What to work on:
Take each line from the entries that holds "JSON" and copy it out.

━━━━━━━━━━━━━━━━

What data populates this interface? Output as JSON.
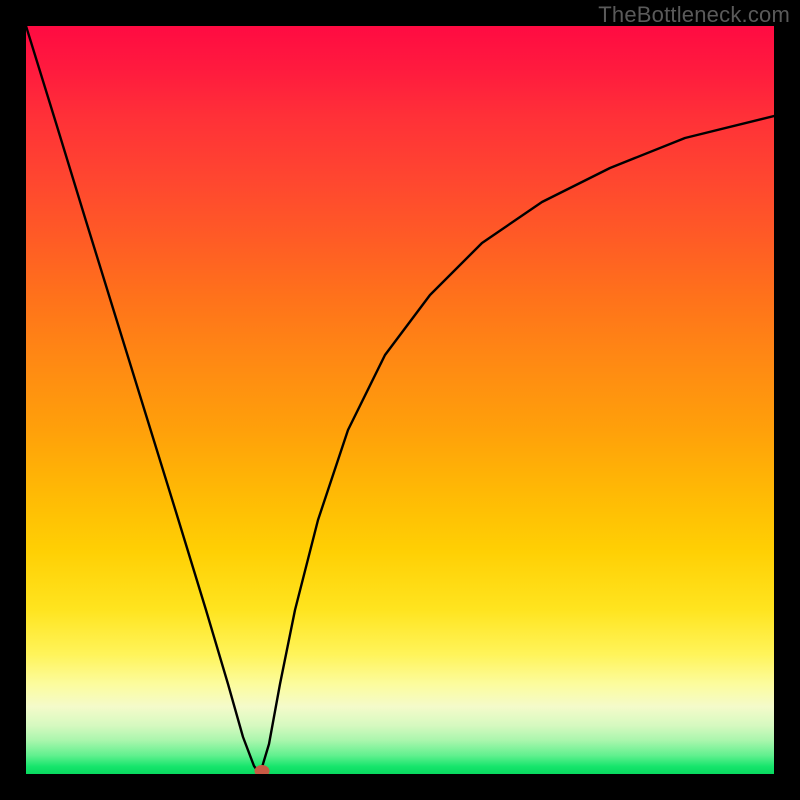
{
  "watermark": "TheBottleneck.com",
  "chart_data": {
    "type": "line",
    "title": "",
    "xlabel": "",
    "ylabel": "",
    "xlim": [
      0,
      100
    ],
    "ylim": [
      0,
      100
    ],
    "grid": false,
    "legend": false,
    "series": [
      {
        "name": "left-branch",
        "x": [
          0,
          4,
          8,
          12,
          16,
          20,
          24,
          27,
          29,
          30.5,
          31.3
        ],
        "y": [
          100,
          87,
          74,
          61,
          48,
          35,
          22,
          12,
          5,
          1,
          0
        ]
      },
      {
        "name": "right-branch",
        "x": [
          31.3,
          32.5,
          34,
          36,
          39,
          43,
          48,
          54,
          61,
          69,
          78,
          88,
          100
        ],
        "y": [
          0,
          4,
          12,
          22,
          34,
          46,
          56,
          64,
          71,
          76.5,
          81,
          85,
          88
        ]
      }
    ],
    "minimum_point": {
      "x": 31.3,
      "y": 0
    },
    "colors": {
      "curve": "#000000",
      "min_dot": "#c85a44",
      "gradient_top": "#ff0b42",
      "gradient_bottom": "#08d95f"
    }
  }
}
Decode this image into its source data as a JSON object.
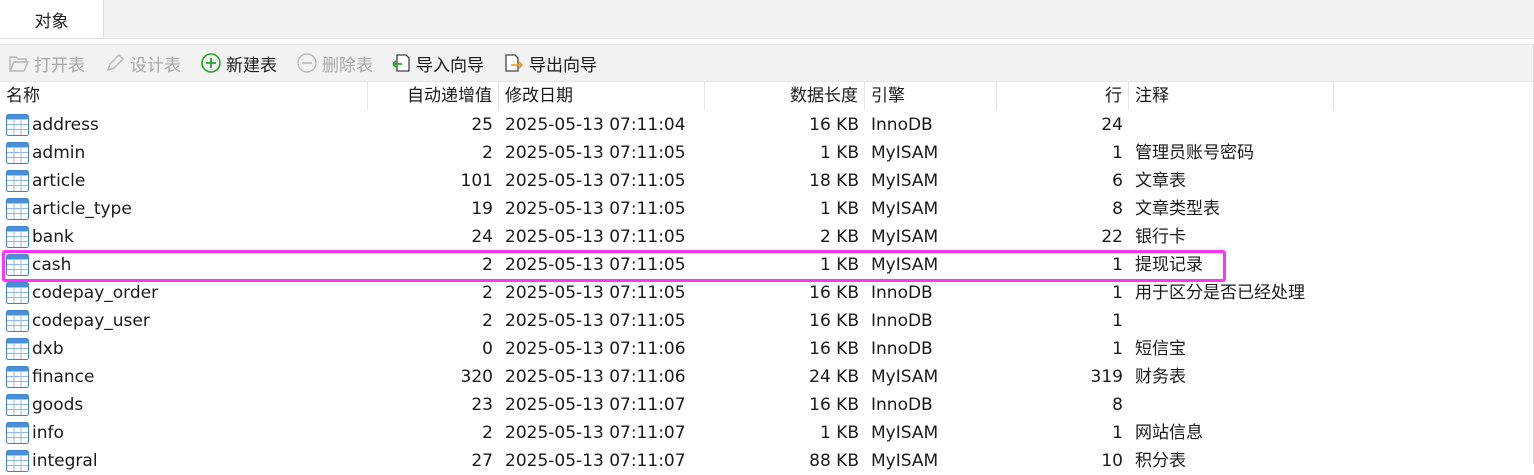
{
  "tabs": [
    {
      "label": "对象"
    }
  ],
  "toolbar": {
    "open_table": "打开表",
    "design_table": "设计表",
    "new_table": "新建表",
    "delete_table": "删除表",
    "import_wizard": "导入向导",
    "export_wizard": "导出向导"
  },
  "columns": {
    "name": "名称",
    "auto_increment": "自动递增值",
    "modified": "修改日期",
    "data_length": "数据长度",
    "engine": "引擎",
    "rows": "行",
    "comment": "注释"
  },
  "rows": [
    {
      "name": "address",
      "auto_inc": "25",
      "modified": "2025-05-13 07:11:04",
      "length": "16 KB",
      "engine": "InnoDB",
      "rows": "24",
      "comment": ""
    },
    {
      "name": "admin",
      "auto_inc": "2",
      "modified": "2025-05-13 07:11:05",
      "length": "1 KB",
      "engine": "MyISAM",
      "rows": "1",
      "comment": "管理员账号密码"
    },
    {
      "name": "article",
      "auto_inc": "101",
      "modified": "2025-05-13 07:11:05",
      "length": "18 KB",
      "engine": "MyISAM",
      "rows": "6",
      "comment": "文章表"
    },
    {
      "name": "article_type",
      "auto_inc": "19",
      "modified": "2025-05-13 07:11:05",
      "length": "1 KB",
      "engine": "MyISAM",
      "rows": "8",
      "comment": "文章类型表"
    },
    {
      "name": "bank",
      "auto_inc": "24",
      "modified": "2025-05-13 07:11:05",
      "length": "2 KB",
      "engine": "MyISAM",
      "rows": "22",
      "comment": "银行卡"
    },
    {
      "name": "cash",
      "auto_inc": "2",
      "modified": "2025-05-13 07:11:05",
      "length": "1 KB",
      "engine": "MyISAM",
      "rows": "1",
      "comment": "提现记录"
    },
    {
      "name": "codepay_order",
      "auto_inc": "2",
      "modified": "2025-05-13 07:11:05",
      "length": "16 KB",
      "engine": "InnoDB",
      "rows": "1",
      "comment": "用于区分是否已经处理"
    },
    {
      "name": "codepay_user",
      "auto_inc": "2",
      "modified": "2025-05-13 07:11:05",
      "length": "16 KB",
      "engine": "InnoDB",
      "rows": "1",
      "comment": ""
    },
    {
      "name": "dxb",
      "auto_inc": "0",
      "modified": "2025-05-13 07:11:06",
      "length": "16 KB",
      "engine": "InnoDB",
      "rows": "1",
      "comment": "短信宝"
    },
    {
      "name": "finance",
      "auto_inc": "320",
      "modified": "2025-05-13 07:11:06",
      "length": "24 KB",
      "engine": "MyISAM",
      "rows": "319",
      "comment": "财务表"
    },
    {
      "name": "goods",
      "auto_inc": "23",
      "modified": "2025-05-13 07:11:07",
      "length": "16 KB",
      "engine": "InnoDB",
      "rows": "8",
      "comment": ""
    },
    {
      "name": "info",
      "auto_inc": "2",
      "modified": "2025-05-13 07:11:07",
      "length": "1 KB",
      "engine": "MyISAM",
      "rows": "1",
      "comment": "网站信息"
    },
    {
      "name": "integral",
      "auto_inc": "27",
      "modified": "2025-05-13 07:11:07",
      "length": "88 KB",
      "engine": "MyISAM",
      "rows": "10",
      "comment": "积分表"
    }
  ],
  "highlighted_table": "cash",
  "colors": {
    "highlight": "#ff33ff",
    "accent_green": "#2aa52a",
    "accent_orange": "#e8a02a",
    "table_icon": "#4a90d9"
  }
}
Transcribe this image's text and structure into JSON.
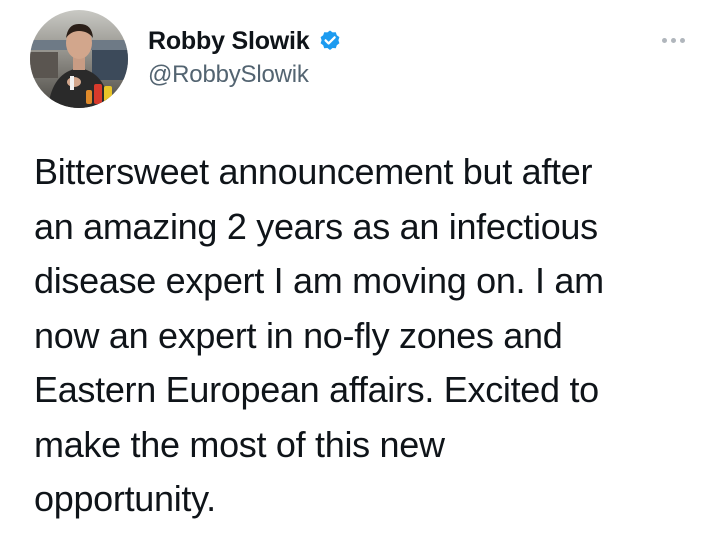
{
  "author": {
    "display_name": "Robby Slowik",
    "handle": "@RobbySlowik",
    "verified": true
  },
  "icons": {
    "verified": "verified-badge-icon",
    "more": "more-options-icon",
    "avatar": "profile-photo"
  },
  "colors": {
    "text": "#0f1419",
    "secondary": "#536471",
    "verified_blue": "#1d9bf0"
  },
  "tweet": {
    "lines": [
      "Bittersweet announcement but after",
      "an amazing 2 years as an infectious",
      "disease expert I am moving on. I am",
      "now an expert in no-fly zones and",
      "Eastern European affairs. Excited to",
      "make the most of this new",
      "opportunity."
    ]
  }
}
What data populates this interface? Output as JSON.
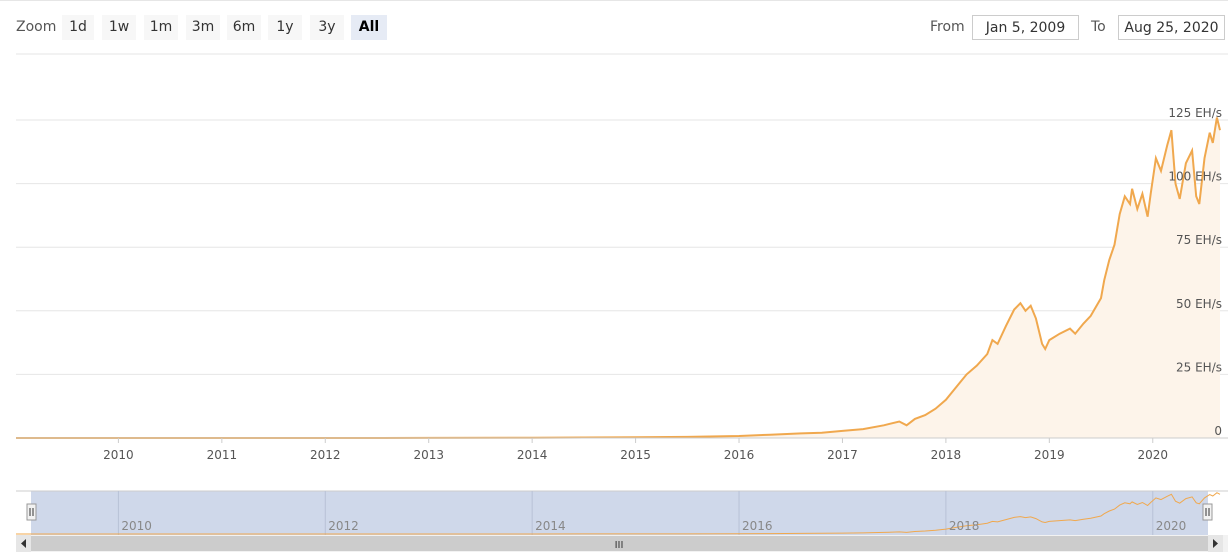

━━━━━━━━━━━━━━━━

Response to the exercise:
What data populates this interface? Output as JSON.
Decode this image into its source data as a JSON object.
Transcribe this image's text and structure into JSON.
What data populates this interface? Output as JSON.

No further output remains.